Print all of the data exactly.

* * * *

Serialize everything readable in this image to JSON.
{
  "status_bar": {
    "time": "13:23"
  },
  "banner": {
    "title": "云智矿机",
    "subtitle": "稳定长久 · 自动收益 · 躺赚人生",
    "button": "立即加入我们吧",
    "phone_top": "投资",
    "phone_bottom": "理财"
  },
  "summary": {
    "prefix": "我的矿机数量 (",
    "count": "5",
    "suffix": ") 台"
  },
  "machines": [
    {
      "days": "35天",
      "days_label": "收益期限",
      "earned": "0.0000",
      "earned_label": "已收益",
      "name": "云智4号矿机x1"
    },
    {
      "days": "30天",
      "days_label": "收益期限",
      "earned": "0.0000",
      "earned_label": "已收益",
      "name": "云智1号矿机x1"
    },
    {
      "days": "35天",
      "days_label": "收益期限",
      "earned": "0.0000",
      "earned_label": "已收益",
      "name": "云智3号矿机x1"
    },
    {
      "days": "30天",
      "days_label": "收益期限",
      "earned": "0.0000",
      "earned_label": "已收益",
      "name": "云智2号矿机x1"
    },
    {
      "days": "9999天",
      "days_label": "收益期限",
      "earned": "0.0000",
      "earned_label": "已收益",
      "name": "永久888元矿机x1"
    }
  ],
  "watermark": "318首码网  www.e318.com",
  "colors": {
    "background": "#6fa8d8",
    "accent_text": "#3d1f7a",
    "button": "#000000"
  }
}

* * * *

• [Answer box]:
Serialize everything readable in this image to JSON.
{
  "status_bar": {
    "time": "13:23"
  },
  "banner": {
    "title": "云智矿机",
    "subtitle": "稳定长久 · 自动收益 · 躺赚人生",
    "button": "立即加入我们吧",
    "phone_top": "投资",
    "phone_bottom": "理财"
  },
  "summary": {
    "prefix": "我的矿机数量 (",
    "count": "5",
    "suffix": ") 台"
  },
  "machines": [
    {
      "days": "35天",
      "days_label": "收益期限",
      "earned": "0.0000",
      "earned_label": "已收益",
      "name": "云智4号矿机x1"
    },
    {
      "days": "30天",
      "days_label": "收益期限",
      "earned": "0.0000",
      "earned_label": "已收益",
      "name": "云智1号矿机x1"
    },
    {
      "days": "35天",
      "days_label": "收益期限",
      "earned": "0.0000",
      "earned_label": "已收益",
      "name": "云智3号矿机x1"
    },
    {
      "days": "30天",
      "days_label": "收益期限",
      "earned": "0.0000",
      "earned_label": "已收益",
      "name": "云智2号矿机x1"
    },
    {
      "days": "9999天",
      "days_label": "收益期限",
      "earned": "0.0000",
      "earned_label": "已收益",
      "name": "永久888元矿机x1"
    }
  ],
  "watermark": "318首码网  www.e318.com",
  "colors": {
    "background": "#6fa8d8",
    "accent_text": "#3d1f7a",
    "button": "#000000"
  }
}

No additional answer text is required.